Exercise data section start

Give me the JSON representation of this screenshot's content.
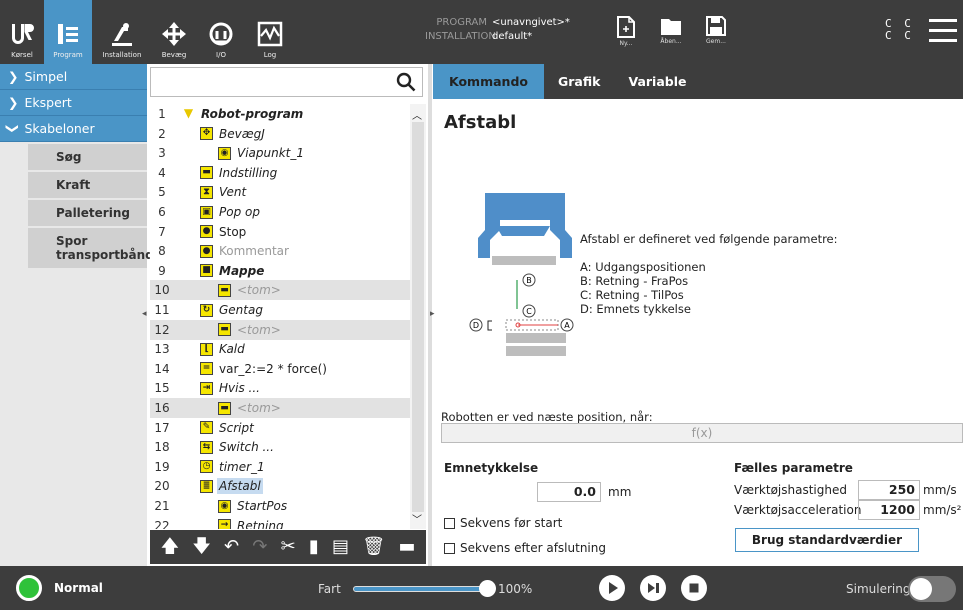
{
  "topbar": {
    "nav": [
      {
        "label": "Kørsel",
        "icon": "ur-logo-icon"
      },
      {
        "label": "Program",
        "icon": "program-icon",
        "active": true
      },
      {
        "label": "Installation",
        "icon": "installation-icon"
      },
      {
        "label": "Bevæg",
        "icon": "move-icon"
      },
      {
        "label": "I/O",
        "icon": "io-icon"
      },
      {
        "label": "Log",
        "icon": "log-icon"
      }
    ],
    "program_key": "PROGRAM",
    "program_value": "<unavngivet>*",
    "installation_key": "INSTALLATION",
    "installation_value": "default*",
    "file_buttons": [
      {
        "label": "Ny...",
        "icon": "new-file-icon"
      },
      {
        "label": "Åben...",
        "icon": "open-folder-icon"
      },
      {
        "label": "Gem...",
        "icon": "save-icon"
      }
    ],
    "cc_row1": "C C",
    "cc_row2": "C C"
  },
  "leftnav": {
    "sections": [
      "Simpel",
      "Ekspert",
      "Skabeloner"
    ],
    "templates": [
      "Søg",
      "Kraft",
      "Palletering",
      "Spor transportbånd"
    ]
  },
  "search": {
    "placeholder": "",
    "value": ""
  },
  "tree": [
    {
      "num": "1",
      "label": "Robot-program",
      "style": "boldi",
      "indent": 0,
      "icon": "▼"
    },
    {
      "num": "2",
      "label": "BevægJ",
      "style": "italic",
      "indent": 1,
      "icon": "✥"
    },
    {
      "num": "3",
      "label": "Viapunkt_1",
      "style": "italic",
      "indent": 2,
      "icon": "◉"
    },
    {
      "num": "4",
      "label": "Indstilling",
      "style": "italic",
      "indent": 1,
      "icon": "▬"
    },
    {
      "num": "5",
      "label": "Vent",
      "style": "italic",
      "indent": 1,
      "icon": "⧗"
    },
    {
      "num": "6",
      "label": "Pop op",
      "style": "italic",
      "indent": 1,
      "icon": "▣"
    },
    {
      "num": "7",
      "label": "Stop",
      "style": "",
      "indent": 1,
      "icon": "●"
    },
    {
      "num": "8",
      "label": "Kommentar",
      "style": "muted-plain",
      "indent": 1,
      "icon": "●"
    },
    {
      "num": "9",
      "label": "Mappe",
      "style": "boldi",
      "indent": 1,
      "icon": "■"
    },
    {
      "num": "10",
      "label": "<tom>",
      "style": "muted",
      "indent": 2,
      "icon": "▬",
      "grey": true
    },
    {
      "num": "11",
      "label": "Gentag",
      "style": "italic",
      "indent": 1,
      "icon": "↻"
    },
    {
      "num": "12",
      "label": "<tom>",
      "style": "muted",
      "indent": 2,
      "icon": "▬",
      "grey": true
    },
    {
      "num": "13",
      "label": "Kald",
      "style": "italic",
      "indent": 1,
      "icon": "⌊"
    },
    {
      "num": "14",
      "label": "var_2:=2 * force()",
      "style": "",
      "indent": 1,
      "icon": "="
    },
    {
      "num": "15",
      "label": "Hvis ...",
      "style": "italic",
      "indent": 1,
      "icon": "⇥"
    },
    {
      "num": "16",
      "label": "<tom>",
      "style": "muted",
      "indent": 2,
      "icon": "▬",
      "grey": true
    },
    {
      "num": "17",
      "label": "Script",
      "style": "italic",
      "indent": 1,
      "icon": "✎"
    },
    {
      "num": "18",
      "label": "Switch ...",
      "style": "italic",
      "indent": 1,
      "icon": "⇆"
    },
    {
      "num": "19",
      "label": "timer_1",
      "style": "italic",
      "indent": 1,
      "icon": "◷"
    },
    {
      "num": "20",
      "label": "Afstabl",
      "style": "italic",
      "indent": 1,
      "icon": "≣",
      "selected": true
    },
    {
      "num": "21",
      "label": "StartPos",
      "style": "italic",
      "indent": 2,
      "icon": "◉"
    },
    {
      "num": "22",
      "label": "Retning",
      "style": "italic",
      "indent": 2,
      "icon": "→"
    }
  ],
  "tree_tools": [
    "arrow-up-icon",
    "arrow-down-icon",
    "undo-icon",
    "redo-icon",
    "cut-icon",
    "copy-icon",
    "paste-icon",
    "delete-icon",
    "suppress-icon"
  ],
  "tabs": [
    "Kommando",
    "Grafik",
    "Variable"
  ],
  "panel": {
    "title": "Afstabl",
    "params_intro": "Afstabl er defineret ved følgende parametre:",
    "params": [
      "A: Udgangspositionen",
      "B: Retning - FraPos",
      "C: Retning - TilPos",
      "D: Emnets tykkelse"
    ],
    "diagram_labels": {
      "a": "A",
      "b": "B",
      "c": "C",
      "d": "D"
    },
    "cond_label": "Robotten er ved næste position, når:",
    "cond_value": "f(x)",
    "thickness_heading": "Emnetykkelse",
    "thickness_value": "0.0",
    "thickness_unit": "mm",
    "check_before": "Sekvens før start",
    "check_after": "Sekvens efter afslutning",
    "shared_heading": "Fælles parametre",
    "tool_speed_label": "Værktøjshastighed",
    "tool_speed_value": "250",
    "tool_speed_unit": "mm/s",
    "tool_acc_label": "Værktøjsacceleration",
    "tool_acc_value": "1200",
    "tool_acc_unit": "mm/s²",
    "default_button": "Brug standardværdier"
  },
  "bottombar": {
    "status": "Normal",
    "speed_label": "Fart",
    "speed_value": "100%",
    "speed_fraction": 1.0,
    "sim_label": "Simulering",
    "sim_on": false
  },
  "colors": {
    "accent": "#4a95c7",
    "bar": "#3d3d3d",
    "status_green": "#2fc23a",
    "icon_yellow": "#f5e600"
  }
}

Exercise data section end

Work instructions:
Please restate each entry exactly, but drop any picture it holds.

Expected answer:
Give me the JSON representation of this screenshot's content.
{
  "topbar": {
    "nav": [
      {
        "label": "Kørsel",
        "icon": "ur-logo-icon"
      },
      {
        "label": "Program",
        "icon": "program-icon",
        "active": true
      },
      {
        "label": "Installation",
        "icon": "installation-icon"
      },
      {
        "label": "Bevæg",
        "icon": "move-icon"
      },
      {
        "label": "I/O",
        "icon": "io-icon"
      },
      {
        "label": "Log",
        "icon": "log-icon"
      }
    ],
    "program_key": "PROGRAM",
    "program_value": "<unavngivet>*",
    "installation_key": "INSTALLATION",
    "installation_value": "default*",
    "file_buttons": [
      {
        "label": "Ny...",
        "icon": "new-file-icon"
      },
      {
        "label": "Åben...",
        "icon": "open-folder-icon"
      },
      {
        "label": "Gem...",
        "icon": "save-icon"
      }
    ],
    "cc_row1": "C C",
    "cc_row2": "C C"
  },
  "leftnav": {
    "sections": [
      "Simpel",
      "Ekspert",
      "Skabeloner"
    ],
    "templates": [
      "Søg",
      "Kraft",
      "Palletering",
      "Spor transportbånd"
    ]
  },
  "search": {
    "placeholder": "",
    "value": ""
  },
  "tree": [
    {
      "num": "1",
      "label": "Robot-program",
      "style": "boldi",
      "indent": 0,
      "icon": "▼"
    },
    {
      "num": "2",
      "label": "BevægJ",
      "style": "italic",
      "indent": 1,
      "icon": "✥"
    },
    {
      "num": "3",
      "label": "Viapunkt_1",
      "style": "italic",
      "indent": 2,
      "icon": "◉"
    },
    {
      "num": "4",
      "label": "Indstilling",
      "style": "italic",
      "indent": 1,
      "icon": "▬"
    },
    {
      "num": "5",
      "label": "Vent",
      "style": "italic",
      "indent": 1,
      "icon": "⧗"
    },
    {
      "num": "6",
      "label": "Pop op",
      "style": "italic",
      "indent": 1,
      "icon": "▣"
    },
    {
      "num": "7",
      "label": "Stop",
      "style": "",
      "indent": 1,
      "icon": "●"
    },
    {
      "num": "8",
      "label": "Kommentar",
      "style": "muted-plain",
      "indent": 1,
      "icon": "●"
    },
    {
      "num": "9",
      "label": "Mappe",
      "style": "boldi",
      "indent": 1,
      "icon": "■"
    },
    {
      "num": "10",
      "label": "<tom>",
      "style": "muted",
      "indent": 2,
      "icon": "▬",
      "grey": true
    },
    {
      "num": "11",
      "label": "Gentag",
      "style": "italic",
      "indent": 1,
      "icon": "↻"
    },
    {
      "num": "12",
      "label": "<tom>",
      "style": "muted",
      "indent": 2,
      "icon": "▬",
      "grey": true
    },
    {
      "num": "13",
      "label": "Kald",
      "style": "italic",
      "indent": 1,
      "icon": "⌊"
    },
    {
      "num": "14",
      "label": "var_2:=2 * force()",
      "style": "",
      "indent": 1,
      "icon": "="
    },
    {
      "num": "15",
      "label": "Hvis ...",
      "style": "italic",
      "indent": 1,
      "icon": "⇥"
    },
    {
      "num": "16",
      "label": "<tom>",
      "style": "muted",
      "indent": 2,
      "icon": "▬",
      "grey": true
    },
    {
      "num": "17",
      "label": "Script",
      "style": "italic",
      "indent": 1,
      "icon": "✎"
    },
    {
      "num": "18",
      "label": "Switch ...",
      "style": "italic",
      "indent": 1,
      "icon": "⇆"
    },
    {
      "num": "19",
      "label": "timer_1",
      "style": "italic",
      "indent": 1,
      "icon": "◷"
    },
    {
      "num": "20",
      "label": "Afstabl",
      "style": "italic",
      "indent": 1,
      "icon": "≣",
      "selected": true
    },
    {
      "num": "21",
      "label": "StartPos",
      "style": "italic",
      "indent": 2,
      "icon": "◉"
    },
    {
      "num": "22",
      "label": "Retning",
      "style": "italic",
      "indent": 2,
      "icon": "→"
    }
  ],
  "tree_tools": [
    "arrow-up-icon",
    "arrow-down-icon",
    "undo-icon",
    "redo-icon",
    "cut-icon",
    "copy-icon",
    "paste-icon",
    "delete-icon",
    "suppress-icon"
  ],
  "tabs": [
    "Kommando",
    "Grafik",
    "Variable"
  ],
  "panel": {
    "title": "Afstabl",
    "params_intro": "Afstabl er defineret ved følgende parametre:",
    "params": [
      "A: Udgangspositionen",
      "B: Retning - FraPos",
      "C: Retning - TilPos",
      "D: Emnets tykkelse"
    ],
    "diagram_labels": {
      "a": "A",
      "b": "B",
      "c": "C",
      "d": "D"
    },
    "cond_label": "Robotten er ved næste position, når:",
    "cond_value": "f(x)",
    "thickness_heading": "Emnetykkelse",
    "thickness_value": "0.0",
    "thickness_unit": "mm",
    "check_before": "Sekvens før start",
    "check_after": "Sekvens efter afslutning",
    "shared_heading": "Fælles parametre",
    "tool_speed_label": "Værktøjshastighed",
    "tool_speed_value": "250",
    "tool_speed_unit": "mm/s",
    "tool_acc_label": "Værktøjsacceleration",
    "tool_acc_value": "1200",
    "tool_acc_unit": "mm/s²",
    "default_button": "Brug standardværdier"
  },
  "bottombar": {
    "status": "Normal",
    "speed_label": "Fart",
    "speed_value": "100%",
    "speed_fraction": 1.0,
    "sim_label": "Simulering",
    "sim_on": false
  },
  "colors": {
    "accent": "#4a95c7",
    "bar": "#3d3d3d",
    "status_green": "#2fc23a",
    "icon_yellow": "#f5e600"
  }
}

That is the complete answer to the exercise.